Yet again, the Kingdom this year burns brighter than its neighbours, with fires in Cambodia being detected from space at a much higher rate than any other country in the region, according to a NASA report published last week.
It's likely a product of both naturally occurring blazes and also those caused by land clearing, especially on concessions.
Fire season, which runs from January through March, but can extend as late as May, reached its 2018 peak on February 3, when NASA’s Earth Observatory picked up some 1,868 active fires in Cambodia. That compared to 217 in Thailand, 185 in Laos, 114 in Vietnam and 77 in Myanmar.
“The pattern is consistent with recent years," according to a brief report from the public outreach arm of the US National Aeronautics and Space Administration. "[T]he instrument has detected four-to-five times as many fires in northern Cambodia as it did in Vietnam and Thailand between August 2016 and February 2018.”
Chea Sam Ang, head of the Environment Ministry’s General Directorate for Administration of Nature Conservation and Protection, said annual fires in deciduous forests are a natural occurrence, burning surface debris and grasslands, but leaving large trees unharmed. Simon Mahood, Wildlife Conservation Society–Cambodia senior technical adviser, agreed a portion of the burning is a natural part of the ecology.
“Cambodia has more [deciduous] forest than its neighbours.
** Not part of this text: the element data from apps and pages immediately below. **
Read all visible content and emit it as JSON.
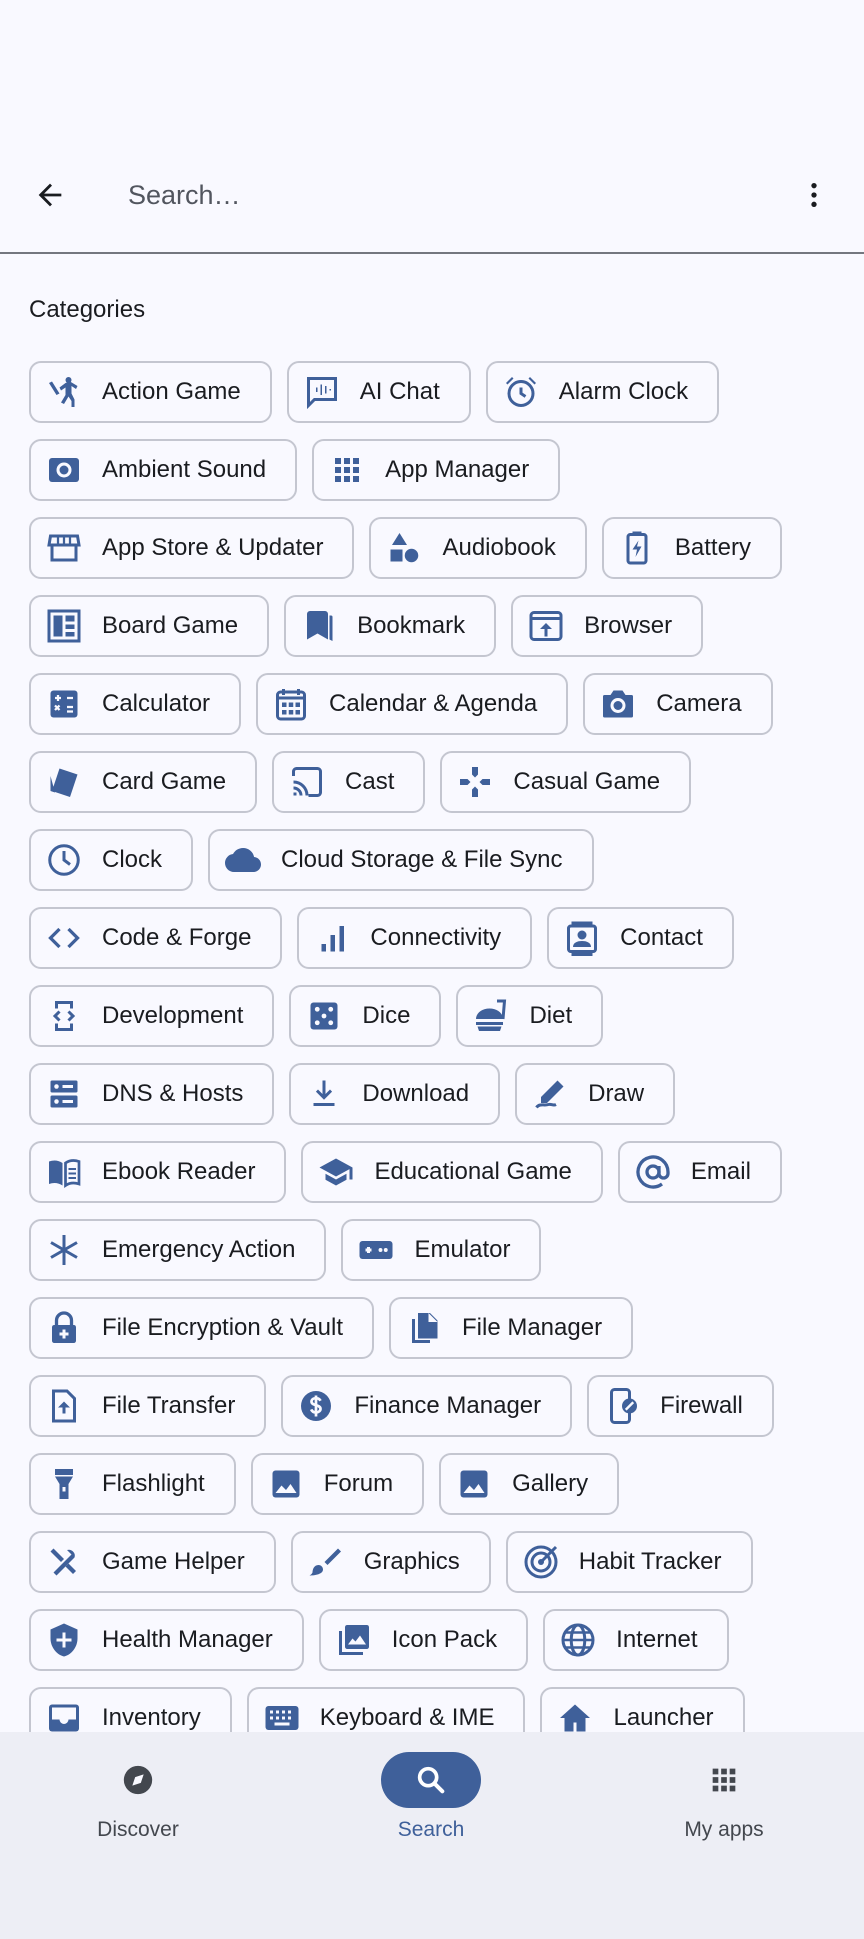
{
  "search": {
    "placeholder": "Search…"
  },
  "categories_title": "Categories",
  "icon_color": "#3f609a",
  "categories": [
    {
      "label": "Action Game",
      "icon": "sprint-icon"
    },
    {
      "label": "AI Chat",
      "icon": "voice-chat-icon"
    },
    {
      "label": "Alarm Clock",
      "icon": "alarm-clock-icon"
    },
    {
      "label": "Ambient Sound",
      "icon": "ambient-sound-icon"
    },
    {
      "label": "App Manager",
      "icon": "apps-grid-icon"
    },
    {
      "label": "App Store & Updater",
      "icon": "storefront-icon"
    },
    {
      "label": "Audiobook",
      "icon": "shapes-icon"
    },
    {
      "label": "Battery",
      "icon": "battery-icon"
    },
    {
      "label": "Board Game",
      "icon": "board-game-icon"
    },
    {
      "label": "Bookmark",
      "icon": "bookmarks-icon"
    },
    {
      "label": "Browser",
      "icon": "browser-icon"
    },
    {
      "label": "Calculator",
      "icon": "calculator-icon"
    },
    {
      "label": "Calendar & Agenda",
      "icon": "calendar-icon"
    },
    {
      "label": "Camera",
      "icon": "camera-icon"
    },
    {
      "label": "Card Game",
      "icon": "cards-icon"
    },
    {
      "label": "Cast",
      "icon": "cast-icon"
    },
    {
      "label": "Casual Game",
      "icon": "gamepad-icon"
    },
    {
      "label": "Clock",
      "icon": "clock-icon"
    },
    {
      "label": "Cloud Storage & File Sync",
      "icon": "cloud-icon"
    },
    {
      "label": "Code & Forge",
      "icon": "code-icon"
    },
    {
      "label": "Connectivity",
      "icon": "signal-bars-icon"
    },
    {
      "label": "Contact",
      "icon": "contact-icon"
    },
    {
      "label": "Development",
      "icon": "developer-mode-icon"
    },
    {
      "label": "Dice",
      "icon": "dice-icon"
    },
    {
      "label": "Diet",
      "icon": "diet-icon"
    },
    {
      "label": "DNS & Hosts",
      "icon": "dns-icon"
    },
    {
      "label": "Download",
      "icon": "download-icon"
    },
    {
      "label": "Draw",
      "icon": "draw-icon"
    },
    {
      "label": "Ebook Reader",
      "icon": "book-icon"
    },
    {
      "label": "Educational Game",
      "icon": "school-icon"
    },
    {
      "label": "Email",
      "icon": "at-sign-icon"
    },
    {
      "label": "Emergency Action",
      "icon": "asterisk-icon"
    },
    {
      "label": "Emulator",
      "icon": "emulator-icon"
    },
    {
      "label": "File Encryption & Vault",
      "icon": "lock-icon"
    },
    {
      "label": "File Manager",
      "icon": "files-icon"
    },
    {
      "label": "File Transfer",
      "icon": "file-upload-icon"
    },
    {
      "label": "Finance Manager",
      "icon": "dollar-icon"
    },
    {
      "label": "Firewall",
      "icon": "phone-block-icon"
    },
    {
      "label": "Flashlight",
      "icon": "flashlight-icon"
    },
    {
      "label": "Forum",
      "icon": "image-icon"
    },
    {
      "label": "Gallery",
      "icon": "image-icon"
    },
    {
      "label": "Game Helper",
      "icon": "tools-icon"
    },
    {
      "label": "Graphics",
      "icon": "brush-icon"
    },
    {
      "label": "Habit Tracker",
      "icon": "target-icon"
    },
    {
      "label": "Health Manager",
      "icon": "health-shield-icon"
    },
    {
      "label": "Icon Pack",
      "icon": "photo-library-icon"
    },
    {
      "label": "Internet",
      "icon": "globe-icon"
    },
    {
      "label": "Inventory",
      "icon": "inbox-icon"
    },
    {
      "label": "Keyboard & IME",
      "icon": "keyboard-icon"
    },
    {
      "label": "Launcher",
      "icon": "home-icon"
    }
  ],
  "bottom_nav": [
    {
      "label": "Discover",
      "icon": "compass-icon",
      "active": false
    },
    {
      "label": "Search",
      "icon": "search-icon",
      "active": true
    },
    {
      "label": "My apps",
      "icon": "apps-grid-icon",
      "active": false
    }
  ]
}
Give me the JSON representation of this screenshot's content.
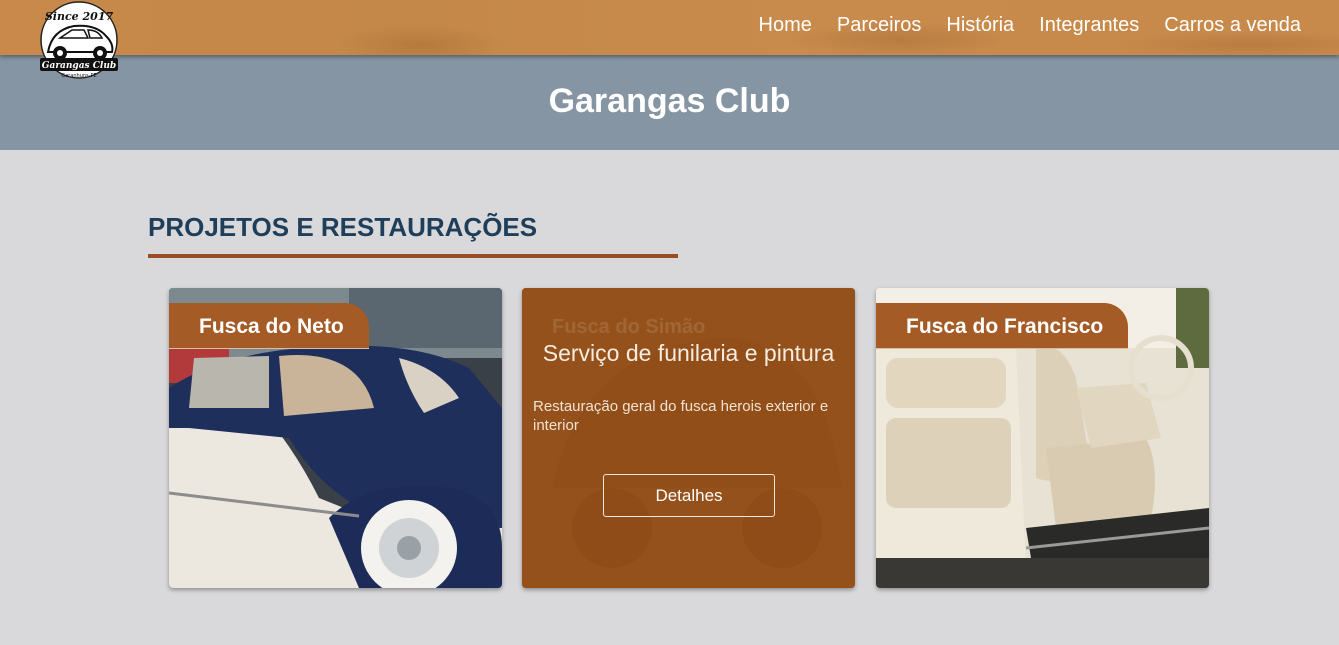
{
  "header": {
    "logo_top_text": "Since 2017",
    "logo_bottom_text": "Garangas Club",
    "logo_caption": "Garanhuns-PE",
    "nav": [
      "Home",
      "Parceiros",
      "História",
      "Integrantes",
      "Carros a venda"
    ]
  },
  "hero": {
    "title": "Garangas Club"
  },
  "section": {
    "title": "PROJETOS E RESTAURAÇÕES"
  },
  "cards": [
    {
      "title": "Fusca do Neto",
      "image": "blue-white-beetle-photo"
    },
    {
      "title": "Fusca do Simão",
      "heading": "Serviço de funilaria e pintura",
      "description": "Restauração geral do fusca herois exterior e interior",
      "button": "Detalhes",
      "image": "beetle-photo"
    },
    {
      "title": "Fusca do Francisco",
      "image": "cream-beetle-interior-photo"
    }
  ],
  "colors": {
    "navbar": "#c8894a",
    "title_band": "#8595a3",
    "section_title": "#1f3e5a",
    "accent": "#9a4d25",
    "card_tab": "#a55b25",
    "page_bg": "#d9d9dc"
  }
}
For a start, that’s definitely a factor,” he said. “The vast majority of fires are set by people.”
While many fires are from slash-and-burn agriculture, hunting, foraging and resin collection, as well as land grabbing, land clearing on concessions is the key factor, Sam Ang said.
“From the land concessions, when they clear the land they clear the forest for agriculture so after they collect the timber, they set the fire,” he said. “We have more [fires] because of land clearing for the [economic] land concessions and social land concessions.”
There is also a correlation between logging and forest fires, according to NASA’s report.
“Loggers use fire to clear roads and to clear the land after harvesting the most desirable species,” they wrote, noting that without information on the ground it is impossible to determine what caused a given fire from the satellite imagery.
This wouldn’t be the case in evergreen forests – such as in Virachey National Park – where hardly any fires are observed, Sam Ang and Mahood said.
Sam Ang added that fires are “not a priority” issue, though the ministry monitors and works with local villagers on fire education.